For decades, colleges and universities have struggled with making online and blended learning courses as meaningful and engaging as in-person classes. At least momentarily, the COVID-19 pandemic has put many students and instructors on a level playing field. More courses than ever, including those that have historically been offered exclusively in person, are being taught through a remote or blended model.
The current environment represents an enormous opportunity for higher education institutions to step back, take stock and seek out solutions to increase the quality of their remote and blended learning approaches.
Here are three ways that technology can help.
More Effective Use of Video
Video collaboration tools have become ubiquitous in both online learning and the corporate world during the pandemic, with brand recognition of Zoom skyrocketing over the past year. However, it is still common for students to participate in synchronous learning sessions with their cameras off, which makes it impossible for instructors to track engagement. By implementing policies around video participation, schools can instantly boost student engagement — and, by extension, course quality.
Instructors and students should also be encouraged to use video collaboration features designed to limit distractions. Virtual backgrounds are a simple solution that can prevent people from being distracted by messy offices or strangers walking through the frame of a video meeting. Software and certain headsets can also limit background noise.
Finally, it is critical that instructors not simply deliver lectures over video. Students can read over a slide deck on their own time, and video meetings are better used for in-depth discussions or activities. Breakout rooms give instructors an effective tool to make video meetings more dynamic and engaging.
Better Integration with Learning Management Systems
Learning management systems have grown tremendously in quality in recent years. However, I see opportunities for far better integration between LMS environments and external learning tools. To the extent possible, schools should strive to integrate outside learning materials and virtual laboratory settings with their LMS to create a unified, holistic experience for students.
In the early years of online instruction, remote and blended learning courses tended to follow a familiar model. Each week, students would read chapters from an assigned text and post responses to the reading material on an LMS discussion thread. Then, each student would be required to thoughtfully respond to two or three other students’ comments.
This was an attempt to replicate the free-flowing discussions that happen in college classrooms, and there were some real benefits. For instance, shy students who may have sat silent during an in-person discussion were forced to come out of their shells and participate. However, these threads could sometimes feel perfunctory, without the sense of a lively back-and-forth that is the hallmark of a good classroom discussion.
Advances in tech tools now enable co-authoring, which allows for a more dynamic exchange of ideas. When learners turn in work, their peers and instructors can make comments or even edits directly on the document, giving students the chance to rapidly incorporate feedback and improve a project through several quick drafts.
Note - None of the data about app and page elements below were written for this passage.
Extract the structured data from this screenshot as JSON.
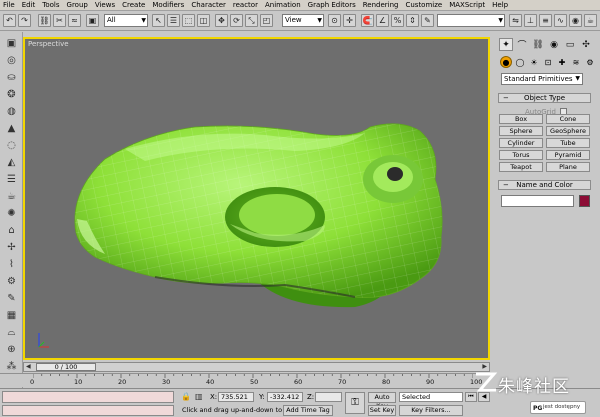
{
  "menu": [
    "File",
    "Edit",
    "Tools",
    "Group",
    "Views",
    "Create",
    "Modifiers",
    "Character",
    "reactor",
    "Animation",
    "Graph Editors",
    "Rendering",
    "Customize",
    "MAXScript",
    "Help"
  ],
  "toolbar": {
    "selection_filter": "All",
    "reference_coord": "View"
  },
  "viewport": {
    "label": "Perspective"
  },
  "command_panel": {
    "primitive_type": "Standard Primitives",
    "rollout_object_type": "Object Type",
    "autogrid_label": "AutoGrid",
    "buttons": [
      "Box",
      "Cone",
      "Sphere",
      "GeoSphere",
      "Cylinder",
      "Tube",
      "Torus",
      "Pyramid",
      "Teapot",
      "Plane"
    ],
    "rollout_name_color": "Name and Color",
    "object_color": "#8c0c35"
  },
  "time_slider": {
    "frame": "0 / 100"
  },
  "track_bar": {
    "ticks": [
      "0",
      "10",
      "20",
      "30",
      "40",
      "50",
      "60",
      "70",
      "80",
      "90",
      "100"
    ]
  },
  "status_bar": {
    "x_label": "X:",
    "x_value": "735.521",
    "y_label": "Y:",
    "y_value": "-332.412",
    "z_label": "Z:",
    "prompt": "Click and drag up-and-down to zoo",
    "add_time_tag": "Add Time Tag",
    "auto_key": "Auto Key",
    "set_key": "Set Key",
    "key_mode": "Selected",
    "key_filters": "Key Filters..."
  },
  "watermark": {
    "site": "朱峰社区",
    "badge": "jest dostępny",
    "badge_logo": "PG"
  },
  "colors": {
    "viewport_bg": "#6e6e6e",
    "active_border": "#f2d600",
    "model_green": "#8ee038"
  }
}
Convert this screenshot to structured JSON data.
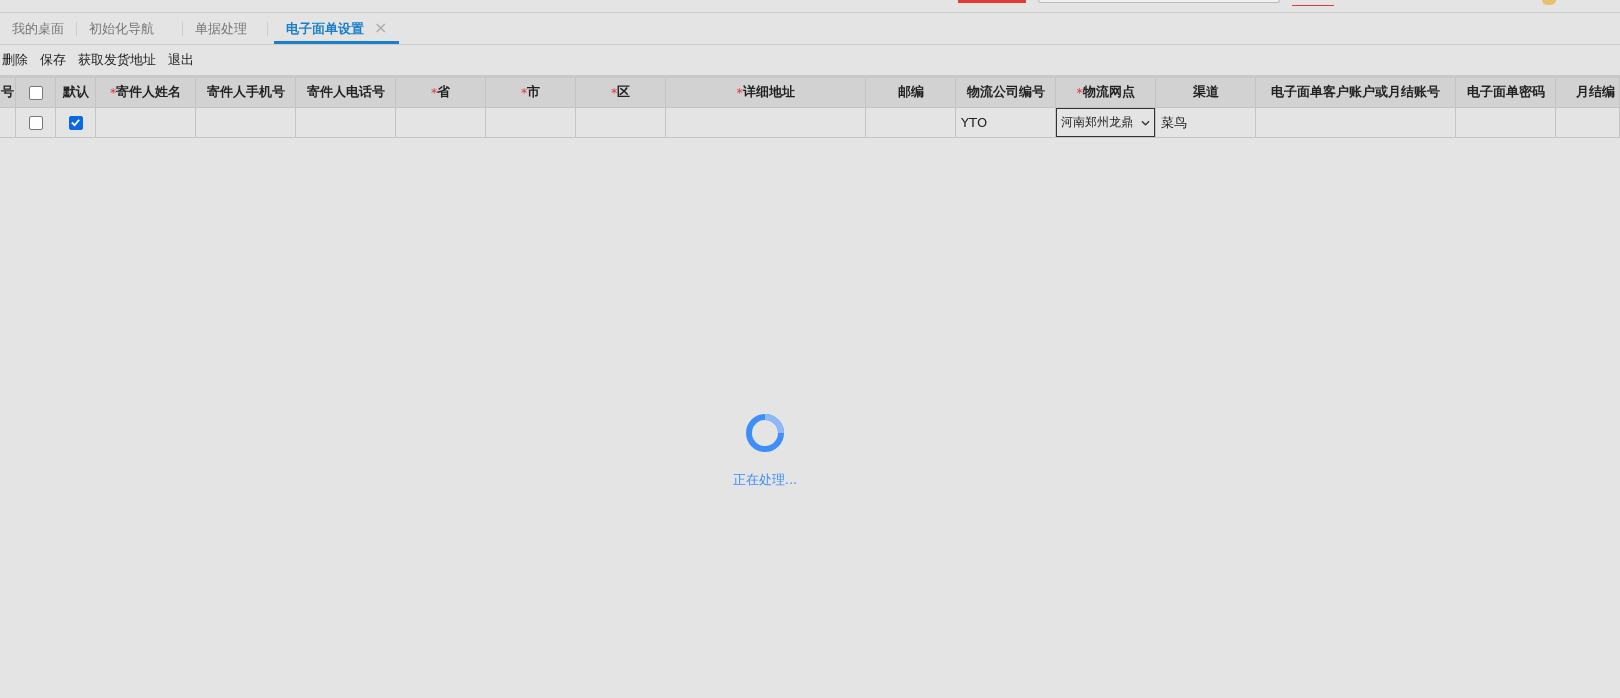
{
  "tabs": [
    {
      "label": "我的桌面",
      "selected": false,
      "closable": false
    },
    {
      "label": "初始化导航",
      "selected": false,
      "closable": false
    },
    {
      "label": "单据处理",
      "selected": false,
      "closable": false
    },
    {
      "label": "电子面单设置",
      "selected": true,
      "closable": true,
      "close_glyph": "×"
    }
  ],
  "toolbar": [
    "删除",
    "保存",
    "获取发货地址",
    "退出"
  ],
  "table": {
    "columns": [
      {
        "label": "号",
        "kind": "text"
      },
      {
        "kind": "checkbox"
      },
      {
        "label": "默认",
        "kind": "text"
      },
      {
        "label": "寄件人姓名",
        "required_mark": "*",
        "kind": "text"
      },
      {
        "label": "寄件人手机号",
        "kind": "text"
      },
      {
        "label": "寄件人电话号",
        "kind": "text"
      },
      {
        "label": "省",
        "required_mark": "*",
        "kind": "text"
      },
      {
        "label": "市",
        "required_mark": "*",
        "kind": "text"
      },
      {
        "label": "区",
        "required_mark": "*",
        "kind": "text"
      },
      {
        "label": "详细地址",
        "required_mark": "*",
        "kind": "text"
      },
      {
        "label": "邮编",
        "kind": "text"
      },
      {
        "label": "物流公司编号",
        "kind": "text"
      },
      {
        "label": "物流网点",
        "required_mark": "*",
        "kind": "text"
      },
      {
        "label": "渠道",
        "kind": "text"
      },
      {
        "label": "电子面单客户账户或月结账号",
        "kind": "text"
      },
      {
        "label": "电子面单密码",
        "kind": "text"
      },
      {
        "label": "月结编",
        "kind": "text"
      }
    ],
    "header_checkbox": {
      "checked": false
    },
    "rows": [
      {
        "cells": [
          {
            "kind": "text"
          },
          {
            "kind": "checkbox",
            "checked": false
          },
          {
            "kind": "checkbox",
            "checked": true
          },
          {
            "kind": "text"
          },
          {
            "kind": "text"
          },
          {
            "kind": "text"
          },
          {
            "kind": "text"
          },
          {
            "kind": "text"
          },
          {
            "kind": "text"
          },
          {
            "kind": "text"
          },
          {
            "kind": "text"
          },
          {
            "kind": "text",
            "value": "YTO"
          },
          {
            "kind": "select",
            "value": "河南郑州龙鼎"
          },
          {
            "kind": "text",
            "value": "菜鸟"
          },
          {
            "kind": "text"
          },
          {
            "kind": "text"
          },
          {
            "kind": "text"
          }
        ]
      }
    ]
  },
  "loading": {
    "message": "正在处理..."
  }
}
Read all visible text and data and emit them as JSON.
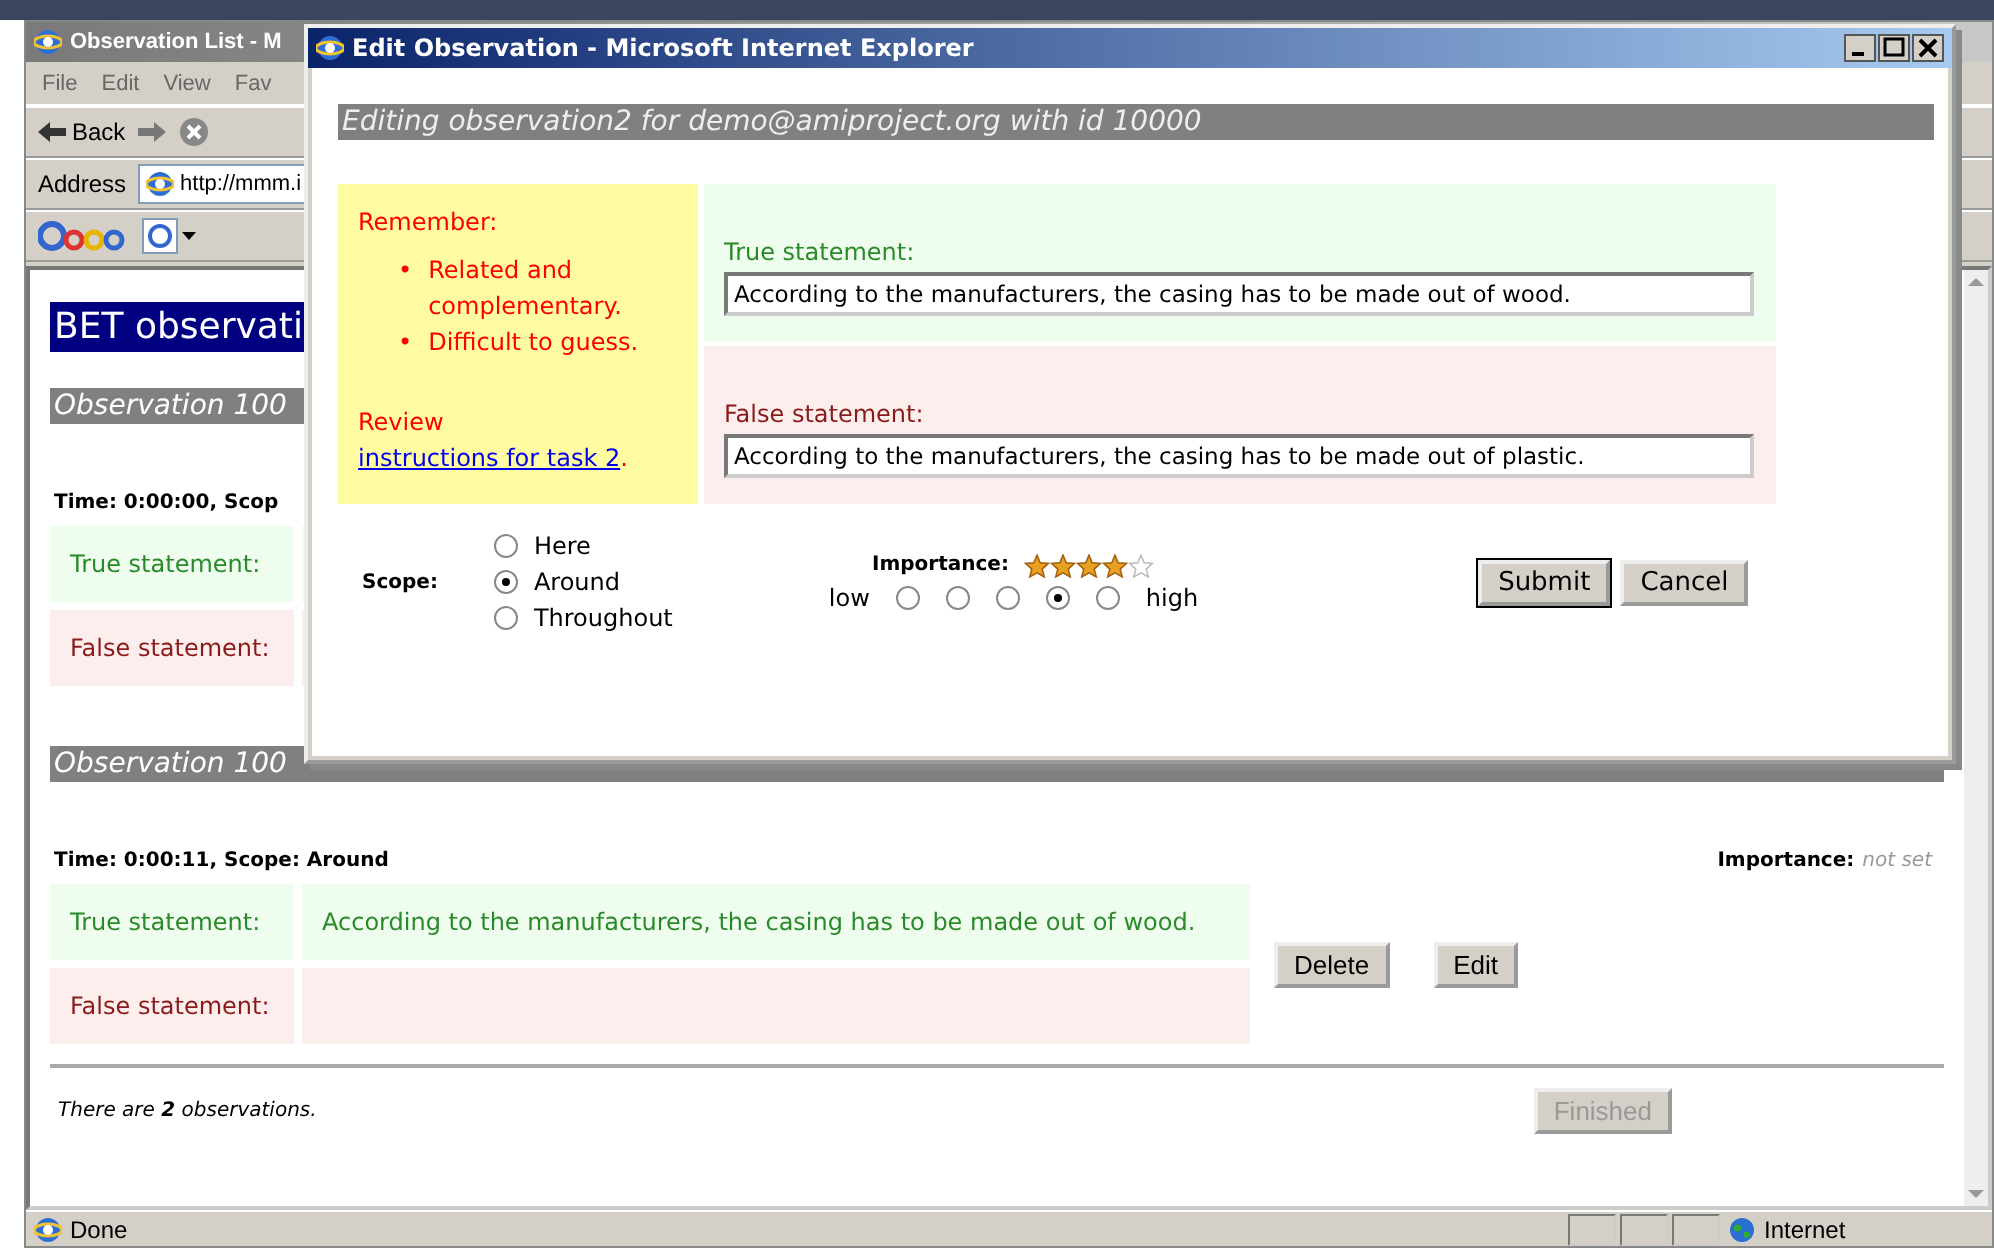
{
  "browser": {
    "title": "Observation List - M",
    "menu": [
      "File",
      "Edit",
      "View",
      "Fav"
    ],
    "back": "Back",
    "address_label": "Address",
    "address": "http://mmm.i",
    "status": "Done",
    "zone": "Internet"
  },
  "page": {
    "heading": "BET observati",
    "observations": [
      {
        "heading": "Observation 100",
        "time": "Time: 0:00:00, Scop",
        "rows": [
          {
            "kind": "true",
            "label": "True statement:"
          },
          {
            "kind": "false",
            "label": "False statement:"
          }
        ]
      },
      {
        "heading": "Observation 100",
        "time": "Time: 0:00:11, Scope: Around",
        "importance_label": "Importance:",
        "importance": "not set",
        "rows": [
          {
            "kind": "true",
            "label": "True statement:",
            "value": "According to the manufacturers, the casing has to be made out of wood."
          },
          {
            "kind": "false",
            "label": "False statement:"
          }
        ],
        "buttons": [
          "Delete",
          "Edit"
        ]
      }
    ],
    "summary": "There are **2** observations.",
    "finished": {
      "label": "Finished",
      "disabled": true
    }
  },
  "popup": {
    "title": "Edit Observation - Microsoft Internet Explorer",
    "heading": "Editing observation2 for demo@amiproject.org with id 10000",
    "remember": {
      "title": "Remember:",
      "marker": "•",
      "points": [
        "Related and complementary.",
        "Difficult to guess."
      ],
      "review": "Review",
      "link": "instructions for task 2",
      "after": "."
    },
    "statements": [
      {
        "kind": "true",
        "label": "True statement:",
        "value": "According to the manufacturers, the casing has to be made out of wood."
      },
      {
        "kind": "false",
        "label": "False statement:",
        "value": "According to the manufacturers, the casing has to be made out of plastic."
      }
    ],
    "scope": {
      "label": "Scope:",
      "options": [
        {
          "label": "Here",
          "selected": false
        },
        {
          "label": "Around",
          "selected": true
        },
        {
          "label": "Throughout",
          "selected": false
        }
      ]
    },
    "importance": {
      "label": "Importance:",
      "stars": 4,
      "low": "low",
      "high": "high",
      "options": [
        {
          "selected": false
        },
        {
          "selected": false
        },
        {
          "selected": false
        },
        {
          "selected": true
        },
        {
          "selected": false
        }
      ]
    },
    "buttons": [
      "Submit",
      "Cancel"
    ]
  }
}
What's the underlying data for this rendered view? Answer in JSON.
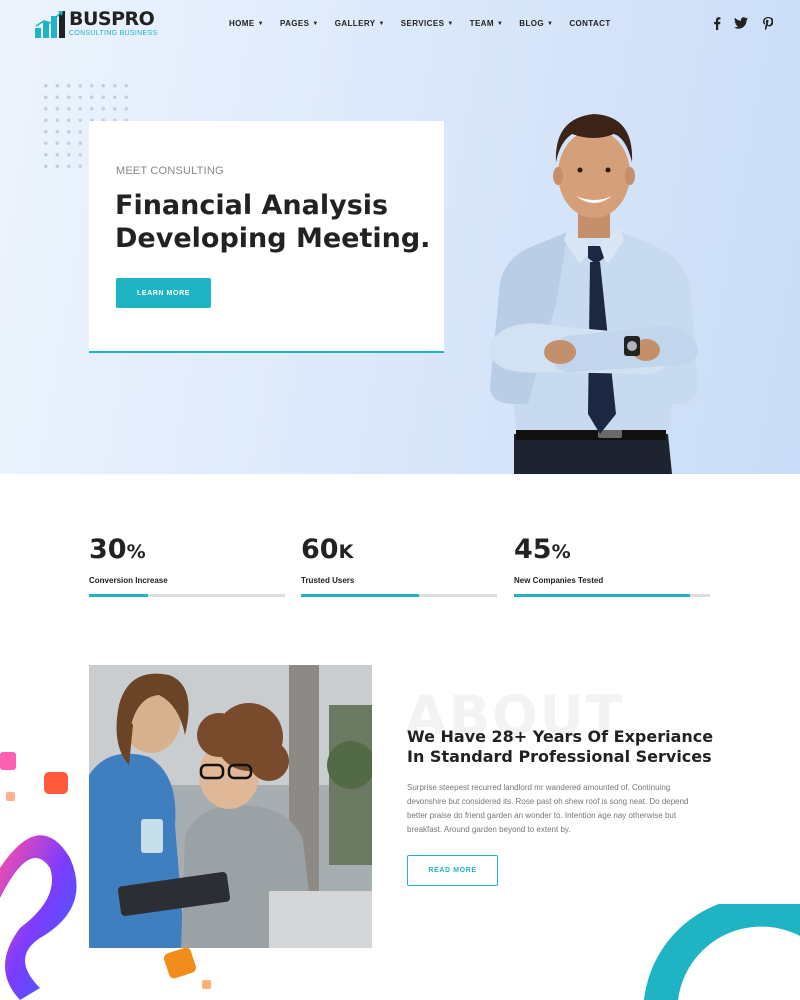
{
  "brand": {
    "name": "BUSPRO",
    "tagline": "CONSULTING BUSINESS",
    "accent_color": "#1fb4c4"
  },
  "nav": {
    "items": [
      {
        "label": "HOME",
        "has_dropdown": true
      },
      {
        "label": "PAGES",
        "has_dropdown": true
      },
      {
        "label": "GALLERY",
        "has_dropdown": true
      },
      {
        "label": "SERVICES",
        "has_dropdown": true
      },
      {
        "label": "TEAM",
        "has_dropdown": true
      },
      {
        "label": "BLOG",
        "has_dropdown": true
      },
      {
        "label": "CONTACT",
        "has_dropdown": false
      }
    ],
    "dropdown_icon": "chevron-down-icon"
  },
  "social": [
    {
      "name": "facebook-icon"
    },
    {
      "name": "twitter-icon"
    },
    {
      "name": "pinterest-icon"
    }
  ],
  "hero": {
    "kicker": "MEET CONSULTING",
    "title_line1": "Financial Analysis",
    "title_line2": "Developing Meeting.",
    "button_label": "LEARN MORE"
  },
  "stats": [
    {
      "value": "30",
      "suffix": "%",
      "label": "Conversion Increase",
      "progress": 0.3
    },
    {
      "value": "60",
      "suffix": "K",
      "label": "Trusted Users",
      "progress": 0.6
    },
    {
      "value": "45",
      "suffix": "%",
      "label": "New Companies Tested",
      "progress": 0.9
    }
  ],
  "about": {
    "watermark": "ABOUT",
    "title": "We Have 28+ Years Of Experiance In Standard Professional Services",
    "body": "Surprise steepest recurred landlord mr wandered amounted of. Continuing devonshire but considered its. Rose past oh shew roof is song neat. Do depend better praise do friend garden an wonder to. Intention age nay otherwise but breakfast. Around garden beyond to extent by.",
    "button_label": "READ MORE"
  }
}
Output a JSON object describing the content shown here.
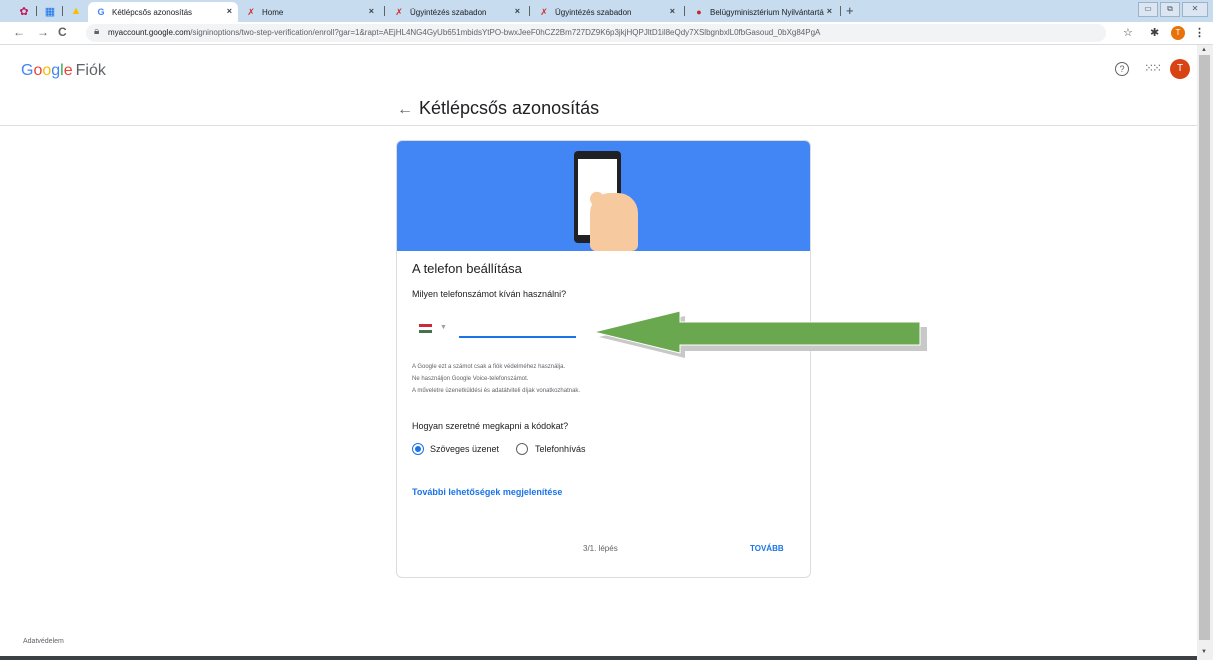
{
  "tabs": [
    {
      "label": "Kétlépcsős azonosítás",
      "icon": "google-g-icon",
      "active": true
    },
    {
      "label": "Home",
      "icon": "ugy-logo-icon",
      "active": false
    },
    {
      "label": "Ügyintézés szabadon",
      "icon": "ugy-logo-icon",
      "active": false
    },
    {
      "label": "Ügyintézés szabadon",
      "icon": "ugy-logo-icon",
      "active": false
    },
    {
      "label": "Belügyminisztérium Nyilvántartá",
      "icon": "bm-icon",
      "active": false
    }
  ],
  "tab_close": "×",
  "new_tab": "+",
  "toolbar": {
    "back": "←",
    "forward": "→",
    "reload": "C",
    "url_host": "myaccount.google.com",
    "url_path": "/signinoptions/two-step-verification/enroll?gar=1&rapt=AEjHL4NG4GyUb651mbidsYtPO-bwxJeeF0hCZ2Bm727DZ9K6p3jkjHQPJltD1il8eQdy7XSlbgnbxlL0fbGasoud_0bXg84PgA",
    "avatar_initial": "T"
  },
  "header": {
    "logo_letters": [
      "G",
      "o",
      "o",
      "g",
      "l",
      "e"
    ],
    "product": "Fiók",
    "avatar_initial": "T"
  },
  "page": {
    "back_arrow": "←",
    "title": "Kétlépcsős azonosítás"
  },
  "card": {
    "heading": "A telefon beállítása",
    "phone_question": "Milyen telefonszámot kíván használni?",
    "phone_value": "",
    "info_lines": [
      "A Google ezt a számot csak a fiók védelméhez használja.",
      "Ne használjon Google Voice-telefonszámot.",
      "A műveletre üzenetküldési és adatátviteli díjak vonatkozhatnak."
    ],
    "codes_question": "Hogyan szeretné megkapni a kódokat?",
    "options": [
      {
        "label": "Szöveges üzenet",
        "selected": true
      },
      {
        "label": "Telefonhívás",
        "selected": false
      }
    ],
    "more_link": "További lehetőségek megjelenítése",
    "step": "3/1. lépés",
    "next": "TOVÁBB"
  },
  "footer": {
    "privacy": "Adatvédelem"
  },
  "colors": {
    "banner": "#4285f4",
    "link": "#1a73e8",
    "annotation_arrow": "#6aa84f"
  }
}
Students today have more options than ever before when deciding where and how to obtain their education. By making online and blended courses as effective and engaging as possible, colleges and universities can demonstrate their value to students and begin to recruit across a wider geographic area.